  • 770 health-care-associated infections were reported in 726 children and adolescents, corresponding to a prevalence of 4·2% (95% CI 3·7-4·8).
  • The prevalence of infections was highest in paediatric intensive care units (15·5%, 95% CI 11·6-20·3) and neonatal intensive care units (10·7%, 9·0-12·7).
  • 392 microorganisms were reported for 342 health-care-associated infections, with Enterobacteriaceae being the most frequently found (113 [15%]).

  • [Email] Email this result item
    Email the results to the following email address:   [X] Close
  • [Copyright] Copyright © 2017 Elsevier Ltd. All rights reserved.
  • (PMID = 28089444.001).
  • [ISSN] 1474-4457
  • [Journal-full-title] The Lancet.

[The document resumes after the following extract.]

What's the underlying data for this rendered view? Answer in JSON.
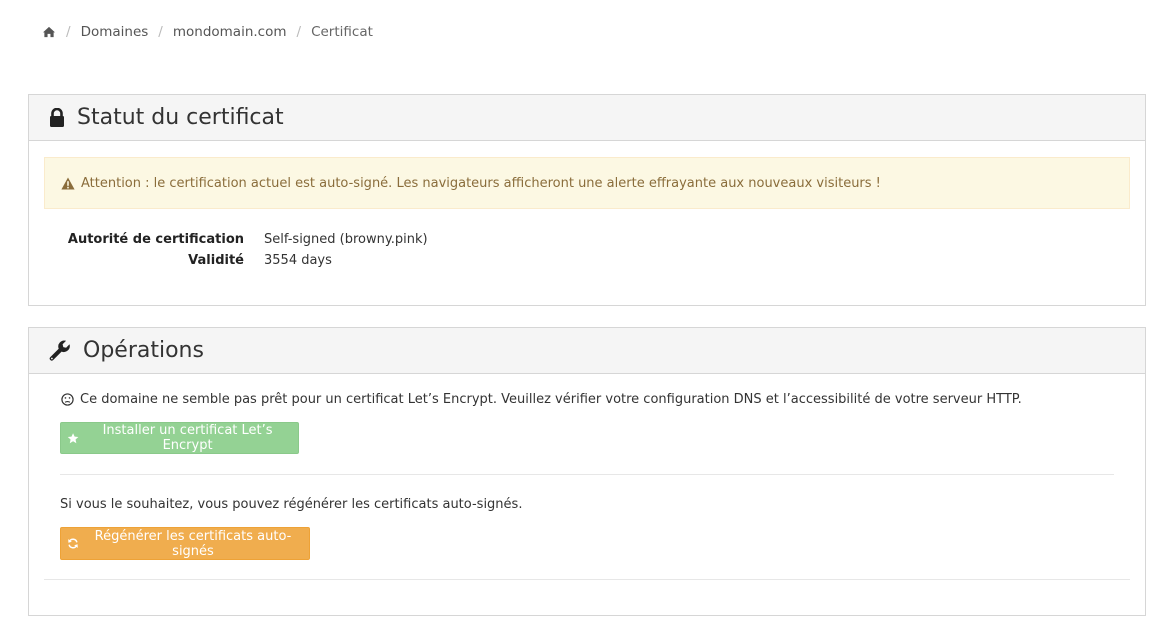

Infectious diseases
  • [ISO-abbreviation] Lancet Infect Dis
  • [Language] eng
  • [Publication-type] Journal Article
  • [Publication-country] United States
  • [Investigator] Almeida M; Asembergiene J; Borg MA; Budimir A; Cairns S; Cunney R; Deptula A; Berciano PG; Gudlaugsson O; Hadjiloucas A; Hammami N; Harrison W; Heisbourg E; Kolman J; Kontopidou F; Kristensen B; Lyytikäinen O; Märtin P; McIlvenny G; Moro ML; Piening B; Presterl E; Serban R; Smid E; Sorknes NK; Stefkovicova M; Sviestina I; Szabo R; Tkadlecova H; Vatcheva-Dobrevska R; VerjatTrannoy D
  •  go-up   go-down






Advertisement